◆ Task instructions ◆
Among the lines of the material, copy those that hold the string "description".

[Opening Excerpted records section]

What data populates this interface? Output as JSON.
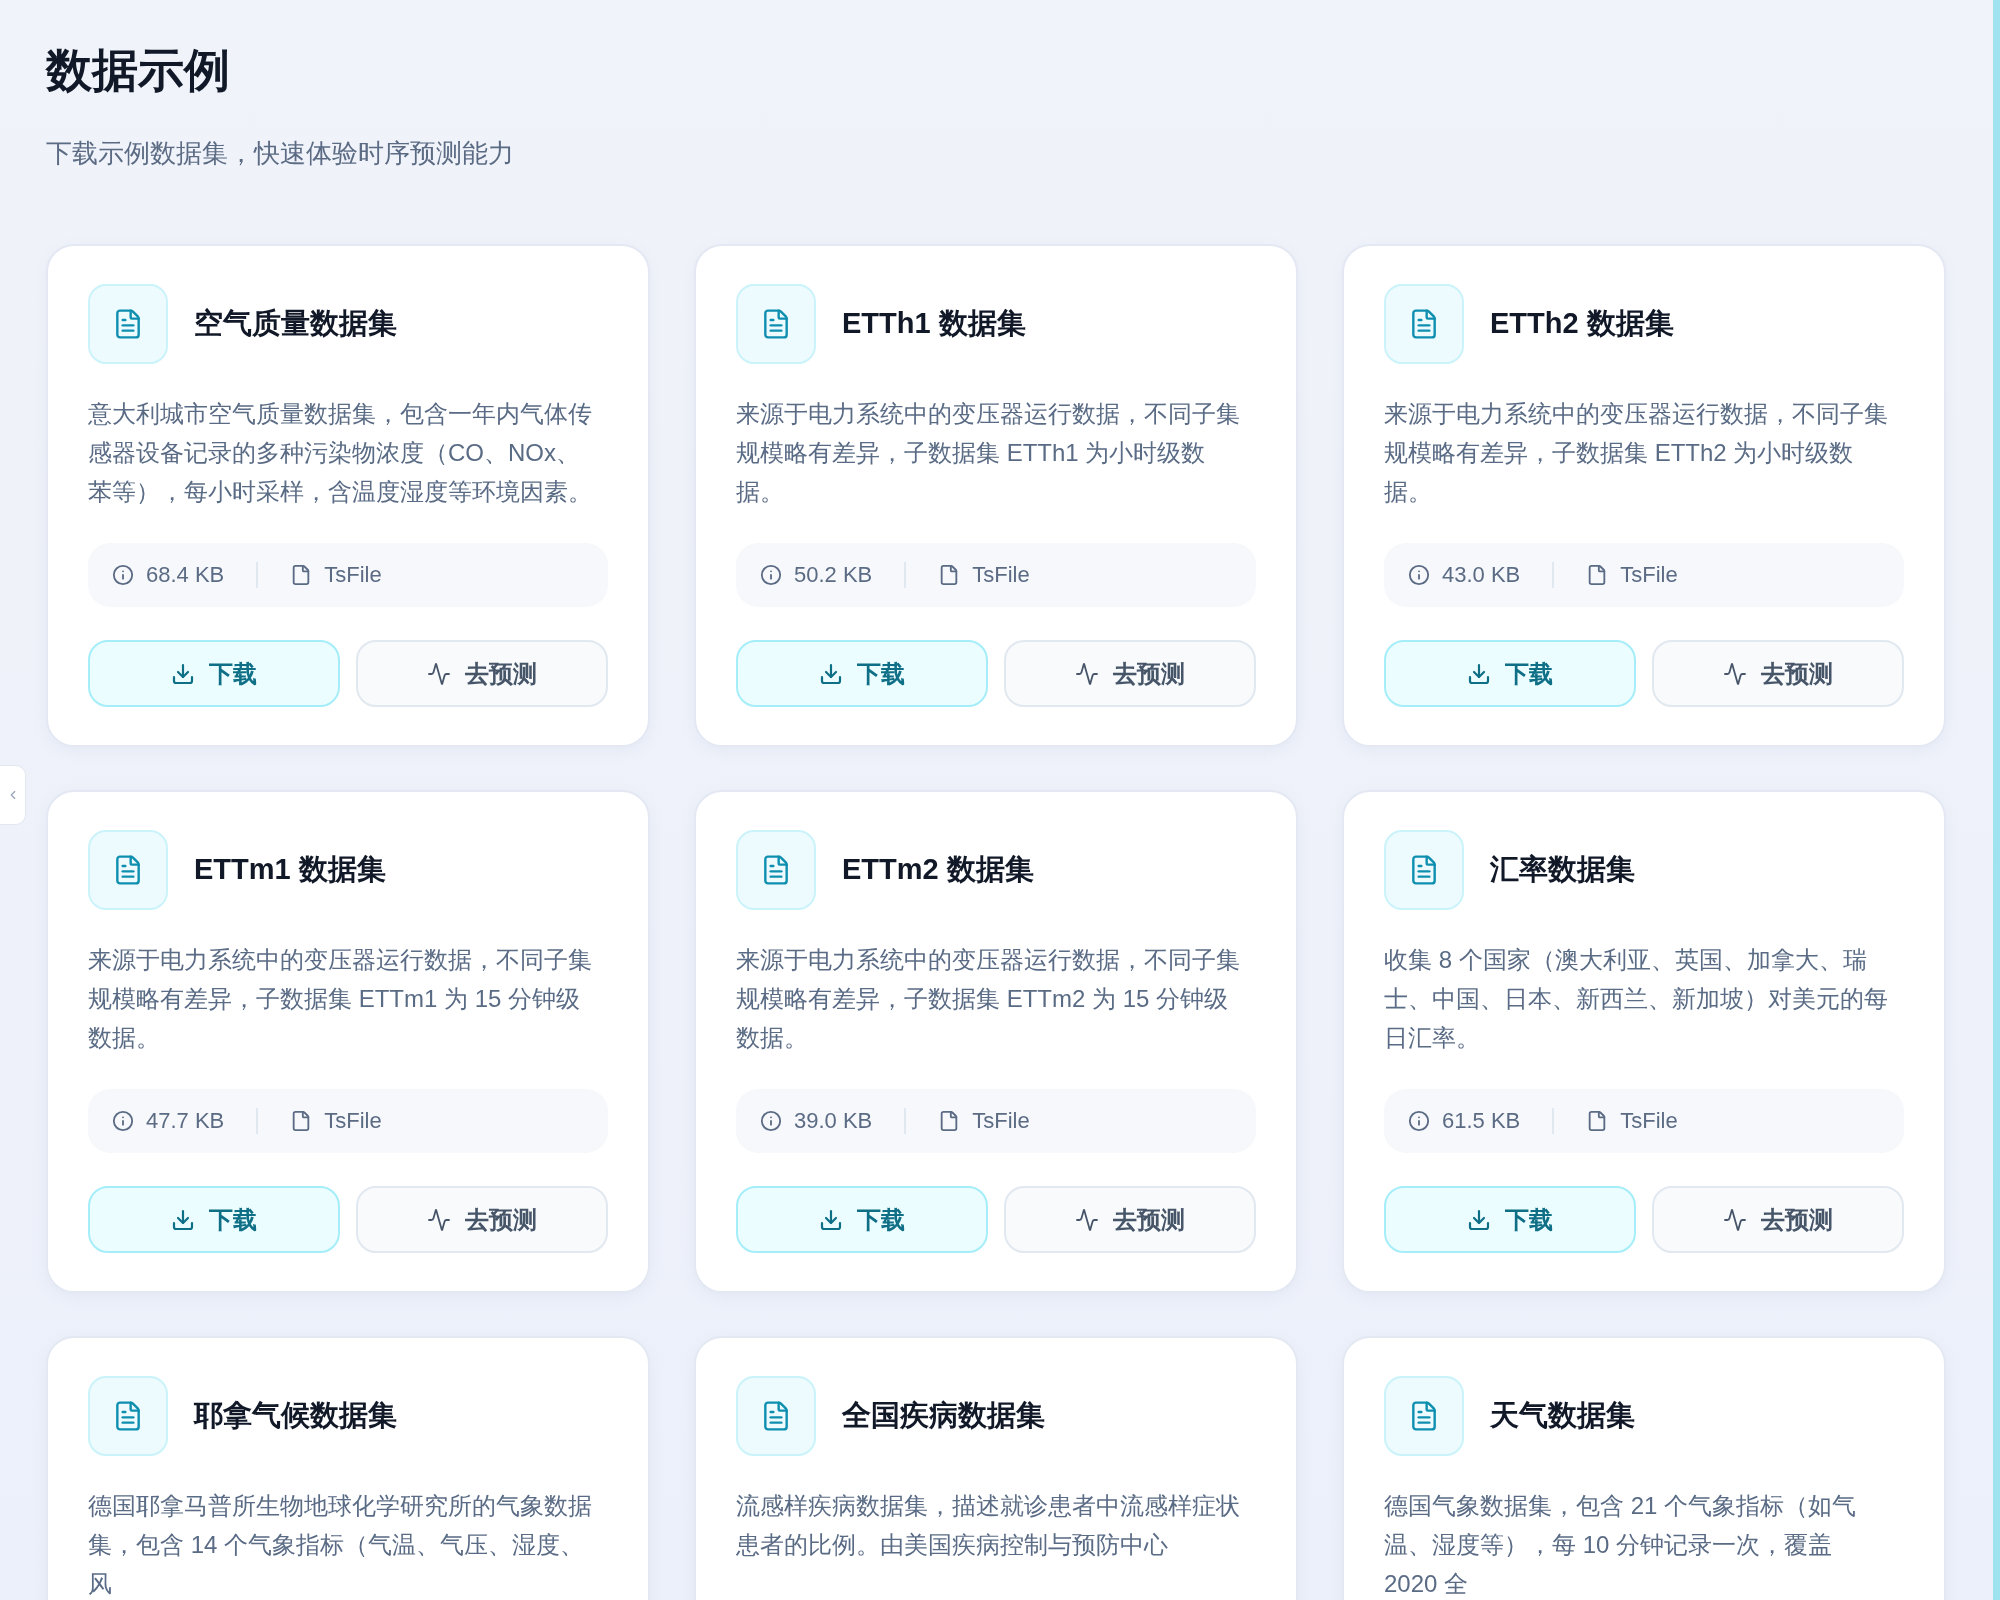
{
  "header": {
    "title": "数据示例",
    "subtitle": "下载示例数据集，快速体验时序预测能力"
  },
  "sidebar_toggle": {
    "collapsed": true
  },
  "datasets": [
    {
      "title": "空气质量数据集",
      "description": "意大利城市空气质量数据集，包含一年内气体传感器设备记录的多种污染物浓度（CO、NOx、苯等），每小时采样，含温度湿度等环境因素。",
      "size": "68.4 KB",
      "format": "TsFile",
      "download": "下载",
      "predict": "去预测"
    },
    {
      "title": "ETTh1 数据集",
      "description": "来源于电力系统中的变压器运行数据，不同子集规模略有差异，子数据集 ETTh1 为小时级数据。",
      "size": "50.2 KB",
      "format": "TsFile",
      "download": "下载",
      "predict": "去预测"
    },
    {
      "title": "ETTh2 数据集",
      "description": "来源于电力系统中的变压器运行数据，不同子集规模略有差异，子数据集 ETTh2 为小时级数据。",
      "size": "43.0 KB",
      "format": "TsFile",
      "download": "下载",
      "predict": "去预测"
    },
    {
      "title": "ETTm1 数据集",
      "description": "来源于电力系统中的变压器运行数据，不同子集规模略有差异，子数据集 ETTm1 为 15 分钟级数据。",
      "size": "47.7 KB",
      "format": "TsFile",
      "download": "下载",
      "predict": "去预测"
    },
    {
      "title": "ETTm2 数据集",
      "description": "来源于电力系统中的变压器运行数据，不同子集规模略有差异，子数据集 ETTm2 为 15 分钟级数据。",
      "size": "39.0 KB",
      "format": "TsFile",
      "download": "下载",
      "predict": "去预测"
    },
    {
      "title": "汇率数据集",
      "description": "收集 8 个国家（澳大利亚、英国、加拿大、瑞士、中国、日本、新西兰、新加坡）对美元的每日汇率。",
      "size": "61.5 KB",
      "format": "TsFile",
      "download": "下载",
      "predict": "去预测"
    },
    {
      "title": "耶拿气候数据集",
      "description": "德国耶拿马普所生物地球化学研究所的气象数据集，包含 14 个气象指标（气温、气压、湿度、风"
    },
    {
      "title": "全国疾病数据集",
      "description": "流感样疾病数据集，描述就诊患者中流感样症状患者的比例。由美国疾病控制与预防中心"
    },
    {
      "title": "天气数据集",
      "description": "德国气象数据集，包含 21 个气象指标（如气温、湿度等），每 10 分钟记录一次，覆盖 2020 全"
    }
  ]
}
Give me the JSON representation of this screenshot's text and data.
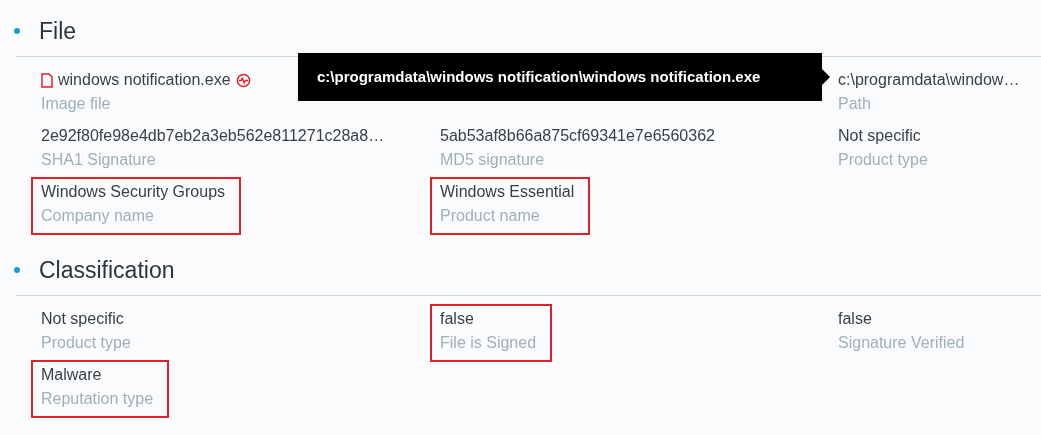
{
  "sections": [
    {
      "title": "File",
      "fields": [
        {
          "kind": "file",
          "value": "windows notification.exe",
          "label": "Image file",
          "highlighted": false
        },
        {
          "kind": "covered"
        },
        {
          "kind": "plain",
          "value": "c:\\programdata\\window…",
          "label": "Path",
          "highlighted": false
        },
        {
          "kind": "plain",
          "value": "2e92f80fe98e4db7eb2a3eb562e811271c28a8…",
          "label": "SHA1 Signature",
          "highlighted": false
        },
        {
          "kind": "plain",
          "value": "5ab53af8b66a875cf69341e7e6560362",
          "label": "MD5 signature",
          "highlighted": false
        },
        {
          "kind": "plain",
          "value": "Not specific",
          "label": "Product type",
          "highlighted": false
        },
        {
          "kind": "plain",
          "value": "Windows Security Groups",
          "label": "Company name",
          "highlighted": true
        },
        {
          "kind": "plain",
          "value": "Windows Essential",
          "label": "Product name",
          "highlighted": true
        }
      ]
    },
    {
      "title": "Classification",
      "fields": [
        {
          "kind": "plain",
          "value": "Not specific",
          "label": "Product type",
          "highlighted": false
        },
        {
          "kind": "plain",
          "value": "false",
          "label": "File is Signed",
          "highlighted": true
        },
        {
          "kind": "plain",
          "value": "false",
          "label": "Signature Verified",
          "highlighted": false
        },
        {
          "kind": "plain",
          "value": "Malware",
          "label": "Reputation type",
          "highlighted": true
        }
      ]
    }
  ],
  "tooltip": {
    "text": "c:\\programdata\\windows notification\\windows notification.exe"
  }
}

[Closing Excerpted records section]

◆ Solution for this problem ◆
      "description": "意大利城市空气质量数据集，包含一年内气体传感器设备记录的多种污染物浓度（CO、NOx、苯等），每小时采样，含温度湿度等环境因素。",
      "description": "来源于电力系统中的变压器运行数据，不同子集规模略有差异，子数据集 ETTh1 为小时级数据。",
      "description": "来源于电力系统中的变压器运行数据，不同子集规模略有差异，子数据集 ETTh2 为小时级数据。",
      "description": "来源于电力系统中的变压器运行数据，不同子集规模略有差异，子数据集 ETTm1 为 15 分钟级数据。",
      "description": "来源于电力系统中的变压器运行数据，不同子集规模略有差异，子数据集 ETTm2 为 15 分钟级数据。",
      "description": "收集 8 个国家（澳大利亚、英国、加拿大、瑞士、中国、日本、新西兰、新加坡）对美元的每日汇率。",
      "description": "德国耶拿马普所生物地球化学研究所的气象数据集，包含 14 个气象指标（气温、气压、湿度、风"
      "description": "流感样疾病数据集，描述就诊患者中流感样症状患者的比例。由美国疾病控制与预防中心"
      "description": "德国气象数据集，包含 21 个气象指标（如气温、湿度等），每 10 分钟记录一次，覆盖 2020 全"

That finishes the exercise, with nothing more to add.